— Aim of the task —
Go through the listing and write out each line exactly.
----- Listed entries -----
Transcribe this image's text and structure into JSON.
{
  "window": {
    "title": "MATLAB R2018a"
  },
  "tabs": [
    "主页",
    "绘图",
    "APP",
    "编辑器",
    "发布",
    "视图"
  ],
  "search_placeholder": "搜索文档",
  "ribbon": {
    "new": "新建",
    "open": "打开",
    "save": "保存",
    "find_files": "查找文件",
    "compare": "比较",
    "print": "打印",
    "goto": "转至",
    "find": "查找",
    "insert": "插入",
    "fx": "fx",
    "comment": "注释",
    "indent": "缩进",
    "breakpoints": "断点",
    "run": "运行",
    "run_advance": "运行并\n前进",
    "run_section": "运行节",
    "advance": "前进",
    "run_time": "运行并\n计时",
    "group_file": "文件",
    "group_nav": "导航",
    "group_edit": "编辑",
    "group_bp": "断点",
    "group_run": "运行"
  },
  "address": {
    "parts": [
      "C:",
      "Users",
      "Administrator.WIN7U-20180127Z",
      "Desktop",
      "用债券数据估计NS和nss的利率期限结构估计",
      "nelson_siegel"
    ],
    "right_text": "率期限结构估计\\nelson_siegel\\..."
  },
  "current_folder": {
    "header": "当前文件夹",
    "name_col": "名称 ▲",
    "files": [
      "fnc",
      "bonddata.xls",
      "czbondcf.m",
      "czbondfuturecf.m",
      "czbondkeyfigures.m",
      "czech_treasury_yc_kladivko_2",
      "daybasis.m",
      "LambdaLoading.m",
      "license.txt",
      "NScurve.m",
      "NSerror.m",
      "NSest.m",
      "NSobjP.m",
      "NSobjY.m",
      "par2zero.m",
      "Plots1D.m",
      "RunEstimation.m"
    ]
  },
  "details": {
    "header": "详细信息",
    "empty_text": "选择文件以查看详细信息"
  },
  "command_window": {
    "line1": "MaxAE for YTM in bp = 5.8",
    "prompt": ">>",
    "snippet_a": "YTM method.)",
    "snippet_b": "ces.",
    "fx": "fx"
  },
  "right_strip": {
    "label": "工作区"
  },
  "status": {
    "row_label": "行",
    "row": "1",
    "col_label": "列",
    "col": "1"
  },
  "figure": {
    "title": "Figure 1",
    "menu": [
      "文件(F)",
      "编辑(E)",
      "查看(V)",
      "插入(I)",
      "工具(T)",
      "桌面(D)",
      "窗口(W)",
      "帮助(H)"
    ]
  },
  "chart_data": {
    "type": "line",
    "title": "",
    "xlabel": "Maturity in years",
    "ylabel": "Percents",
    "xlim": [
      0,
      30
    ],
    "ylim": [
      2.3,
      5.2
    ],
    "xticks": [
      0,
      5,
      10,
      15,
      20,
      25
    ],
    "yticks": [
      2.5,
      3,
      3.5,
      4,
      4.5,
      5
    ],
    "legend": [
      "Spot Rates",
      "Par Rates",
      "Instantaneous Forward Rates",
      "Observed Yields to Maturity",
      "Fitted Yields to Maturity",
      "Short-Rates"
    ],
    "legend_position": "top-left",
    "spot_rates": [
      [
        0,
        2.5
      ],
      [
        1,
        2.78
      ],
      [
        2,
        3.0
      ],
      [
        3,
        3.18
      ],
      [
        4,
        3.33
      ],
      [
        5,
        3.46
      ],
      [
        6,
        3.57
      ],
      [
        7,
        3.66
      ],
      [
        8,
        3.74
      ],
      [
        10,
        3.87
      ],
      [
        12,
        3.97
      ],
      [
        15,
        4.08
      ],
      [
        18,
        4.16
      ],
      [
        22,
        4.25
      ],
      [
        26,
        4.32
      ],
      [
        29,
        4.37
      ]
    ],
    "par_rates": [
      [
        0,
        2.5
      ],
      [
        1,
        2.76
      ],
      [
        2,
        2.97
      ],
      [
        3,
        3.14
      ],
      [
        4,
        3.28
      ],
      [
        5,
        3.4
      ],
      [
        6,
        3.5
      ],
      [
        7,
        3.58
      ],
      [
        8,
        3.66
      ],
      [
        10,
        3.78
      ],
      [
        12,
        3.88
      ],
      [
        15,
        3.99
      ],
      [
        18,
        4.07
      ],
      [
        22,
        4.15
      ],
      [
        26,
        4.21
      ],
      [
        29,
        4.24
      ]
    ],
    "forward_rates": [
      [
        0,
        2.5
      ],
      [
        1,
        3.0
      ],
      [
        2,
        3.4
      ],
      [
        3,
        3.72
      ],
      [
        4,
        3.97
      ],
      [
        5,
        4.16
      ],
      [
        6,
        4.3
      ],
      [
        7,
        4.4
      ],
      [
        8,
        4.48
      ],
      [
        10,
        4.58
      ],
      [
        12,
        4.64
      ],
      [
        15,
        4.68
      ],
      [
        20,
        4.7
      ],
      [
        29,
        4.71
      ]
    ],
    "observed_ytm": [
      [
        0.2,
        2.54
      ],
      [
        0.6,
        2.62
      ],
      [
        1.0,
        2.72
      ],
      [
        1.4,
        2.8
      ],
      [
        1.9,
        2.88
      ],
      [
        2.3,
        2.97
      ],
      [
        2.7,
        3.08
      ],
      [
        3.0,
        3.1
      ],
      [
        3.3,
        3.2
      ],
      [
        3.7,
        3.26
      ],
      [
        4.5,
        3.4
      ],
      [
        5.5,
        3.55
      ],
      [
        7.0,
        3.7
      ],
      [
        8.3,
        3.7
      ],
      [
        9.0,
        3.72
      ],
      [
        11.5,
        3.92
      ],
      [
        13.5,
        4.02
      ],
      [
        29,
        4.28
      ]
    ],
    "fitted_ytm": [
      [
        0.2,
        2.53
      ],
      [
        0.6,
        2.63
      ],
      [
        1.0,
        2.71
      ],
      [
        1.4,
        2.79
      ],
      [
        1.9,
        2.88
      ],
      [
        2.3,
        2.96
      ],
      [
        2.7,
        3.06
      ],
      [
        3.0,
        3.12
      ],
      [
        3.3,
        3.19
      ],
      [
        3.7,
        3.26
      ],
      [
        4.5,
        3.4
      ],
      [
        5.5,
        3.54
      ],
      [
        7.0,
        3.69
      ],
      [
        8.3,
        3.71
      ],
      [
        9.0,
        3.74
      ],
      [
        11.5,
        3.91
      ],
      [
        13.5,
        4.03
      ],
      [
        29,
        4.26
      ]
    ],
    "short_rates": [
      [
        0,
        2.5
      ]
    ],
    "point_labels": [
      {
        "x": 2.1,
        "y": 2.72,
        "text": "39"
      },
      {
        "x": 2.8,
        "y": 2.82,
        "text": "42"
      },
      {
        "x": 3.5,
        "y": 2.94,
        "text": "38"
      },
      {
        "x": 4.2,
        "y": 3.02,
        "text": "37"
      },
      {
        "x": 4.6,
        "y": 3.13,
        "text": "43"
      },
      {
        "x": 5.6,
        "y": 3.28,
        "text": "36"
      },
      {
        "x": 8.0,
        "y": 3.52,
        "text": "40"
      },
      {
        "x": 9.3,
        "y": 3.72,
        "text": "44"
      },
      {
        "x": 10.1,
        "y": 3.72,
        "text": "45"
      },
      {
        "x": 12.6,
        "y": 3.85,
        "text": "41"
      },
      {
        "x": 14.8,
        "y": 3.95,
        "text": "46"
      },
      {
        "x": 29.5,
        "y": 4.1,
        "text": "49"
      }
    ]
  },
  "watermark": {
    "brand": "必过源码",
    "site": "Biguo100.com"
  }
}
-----
— Response below —
Transcribe this image's text and structure into JSON.
{
  "window": {
    "title": "MATLAB R2018a"
  },
  "tabs": [
    "主页",
    "绘图",
    "APP",
    "编辑器",
    "发布",
    "视图"
  ],
  "search_placeholder": "搜索文档",
  "ribbon": {
    "new": "新建",
    "open": "打开",
    "save": "保存",
    "find_files": "查找文件",
    "compare": "比较",
    "print": "打印",
    "goto": "转至",
    "find": "查找",
    "insert": "插入",
    "fx": "fx",
    "comment": "注释",
    "indent": "缩进",
    "breakpoints": "断点",
    "run": "运行",
    "run_advance": "运行并\n前进",
    "run_section": "运行节",
    "advance": "前进",
    "run_time": "运行并\n计时",
    "group_file": "文件",
    "group_nav": "导航",
    "group_edit": "编辑",
    "group_bp": "断点",
    "group_run": "运行"
  },
  "address": {
    "parts": [
      "C:",
      "Users",
      "Administrator.WIN7U-20180127Z",
      "Desktop",
      "用债券数据估计NS和nss的利率期限结构估计",
      "nelson_siegel"
    ],
    "right_text": "率期限结构估计\\nelson_siegel\\..."
  },
  "current_folder": {
    "header": "当前文件夹",
    "name_col": "名称 ▲",
    "files": [
      "fnc",
      "bonddata.xls",
      "czbondcf.m",
      "czbondfuturecf.m",
      "czbondkeyfigures.m",
      "czech_treasury_yc_kladivko_2",
      "daybasis.m",
      "LambdaLoading.m",
      "license.txt",
      "NScurve.m",
      "NSerror.m",
      "NSest.m",
      "NSobjP.m",
      "NSobjY.m",
      "par2zero.m",
      "Plots1D.m",
      "RunEstimation.m"
    ]
  },
  "details": {
    "header": "详细信息",
    "empty_text": "选择文件以查看详细信息"
  },
  "command_window": {
    "line1": "MaxAE for YTM in bp = 5.8",
    "prompt": ">>",
    "snippet_a": "YTM method.)",
    "snippet_b": "ces.",
    "fx": "fx"
  },
  "right_strip": {
    "label": "工作区"
  },
  "status": {
    "row_label": "行",
    "row": "1",
    "col_label": "列",
    "col": "1"
  },
  "figure": {
    "title": "Figure 1",
    "menu": [
      "文件(F)",
      "编辑(E)",
      "查看(V)",
      "插入(I)",
      "工具(T)",
      "桌面(D)",
      "窗口(W)",
      "帮助(H)"
    ]
  },
  "chart_data": {
    "type": "line",
    "title": "",
    "xlabel": "Maturity in years",
    "ylabel": "Percents",
    "xlim": [
      0,
      30
    ],
    "ylim": [
      2.3,
      5.2
    ],
    "xticks": [
      0,
      5,
      10,
      15,
      20,
      25
    ],
    "yticks": [
      2.5,
      3,
      3.5,
      4,
      4.5,
      5
    ],
    "legend": [
      "Spot Rates",
      "Par Rates",
      "Instantaneous Forward Rates",
      "Observed Yields to Maturity",
      "Fitted Yields to Maturity",
      "Short-Rates"
    ],
    "legend_position": "top-left",
    "spot_rates": [
      [
        0,
        2.5
      ],
      [
        1,
        2.78
      ],
      [
        2,
        3.0
      ],
      [
        3,
        3.18
      ],
      [
        4,
        3.33
      ],
      [
        5,
        3.46
      ],
      [
        6,
        3.57
      ],
      [
        7,
        3.66
      ],
      [
        8,
        3.74
      ],
      [
        10,
        3.87
      ],
      [
        12,
        3.97
      ],
      [
        15,
        4.08
      ],
      [
        18,
        4.16
      ],
      [
        22,
        4.25
      ],
      [
        26,
        4.32
      ],
      [
        29,
        4.37
      ]
    ],
    "par_rates": [
      [
        0,
        2.5
      ],
      [
        1,
        2.76
      ],
      [
        2,
        2.97
      ],
      [
        3,
        3.14
      ],
      [
        4,
        3.28
      ],
      [
        5,
        3.4
      ],
      [
        6,
        3.5
      ],
      [
        7,
        3.58
      ],
      [
        8,
        3.66
      ],
      [
        10,
        3.78
      ],
      [
        12,
        3.88
      ],
      [
        15,
        3.99
      ],
      [
        18,
        4.07
      ],
      [
        22,
        4.15
      ],
      [
        26,
        4.21
      ],
      [
        29,
        4.24
      ]
    ],
    "forward_rates": [
      [
        0,
        2.5
      ],
      [
        1,
        3.0
      ],
      [
        2,
        3.4
      ],
      [
        3,
        3.72
      ],
      [
        4,
        3.97
      ],
      [
        5,
        4.16
      ],
      [
        6,
        4.3
      ],
      [
        7,
        4.4
      ],
      [
        8,
        4.48
      ],
      [
        10,
        4.58
      ],
      [
        12,
        4.64
      ],
      [
        15,
        4.68
      ],
      [
        20,
        4.7
      ],
      [
        29,
        4.71
      ]
    ],
    "observed_ytm": [
      [
        0.2,
        2.54
      ],
      [
        0.6,
        2.62
      ],
      [
        1.0,
        2.72
      ],
      [
        1.4,
        2.8
      ],
      [
        1.9,
        2.88
      ],
      [
        2.3,
        2.97
      ],
      [
        2.7,
        3.08
      ],
      [
        3.0,
        3.1
      ],
      [
        3.3,
        3.2
      ],
      [
        3.7,
        3.26
      ],
      [
        4.5,
        3.4
      ],
      [
        5.5,
        3.55
      ],
      [
        7.0,
        3.7
      ],
      [
        8.3,
        3.7
      ],
      [
        9.0,
        3.72
      ],
      [
        11.5,
        3.92
      ],
      [
        13.5,
        4.02
      ],
      [
        29,
        4.28
      ]
    ],
    "fitted_ytm": [
      [
        0.2,
        2.53
      ],
      [
        0.6,
        2.63
      ],
      [
        1.0,
        2.71
      ],
      [
        1.4,
        2.79
      ],
      [
        1.9,
        2.88
      ],
      [
        2.3,
        2.96
      ],
      [
        2.7,
        3.06
      ],
      [
        3.0,
        3.12
      ],
      [
        3.3,
        3.19
      ],
      [
        3.7,
        3.26
      ],
      [
        4.5,
        3.4
      ],
      [
        5.5,
        3.54
      ],
      [
        7.0,
        3.69
      ],
      [
        8.3,
        3.71
      ],
      [
        9.0,
        3.74
      ],
      [
        11.5,
        3.91
      ],
      [
        13.5,
        4.03
      ],
      [
        29,
        4.26
      ]
    ],
    "short_rates": [
      [
        0,
        2.5
      ]
    ],
    "point_labels": [
      {
        "x": 2.1,
        "y": 2.72,
        "text": "39"
      },
      {
        "x": 2.8,
        "y": 2.82,
        "text": "42"
      },
      {
        "x": 3.5,
        "y": 2.94,
        "text": "38"
      },
      {
        "x": 4.2,
        "y": 3.02,
        "text": "37"
      },
      {
        "x": 4.6,
        "y": 3.13,
        "text": "43"
      },
      {
        "x": 5.6,
        "y": 3.28,
        "text": "36"
      },
      {
        "x": 8.0,
        "y": 3.52,
        "text": "40"
      },
      {
        "x": 9.3,
        "y": 3.72,
        "text": "44"
      },
      {
        "x": 10.1,
        "y": 3.72,
        "text": "45"
      },
      {
        "x": 12.6,
        "y": 3.85,
        "text": "41"
      },
      {
        "x": 14.8,
        "y": 3.95,
        "text": "46"
      },
      {
        "x": 29.5,
        "y": 4.1,
        "text": "49"
      }
    ]
  },
  "watermark": {
    "brand": "必过源码",
    "site": "Biguo100.com"
  }
}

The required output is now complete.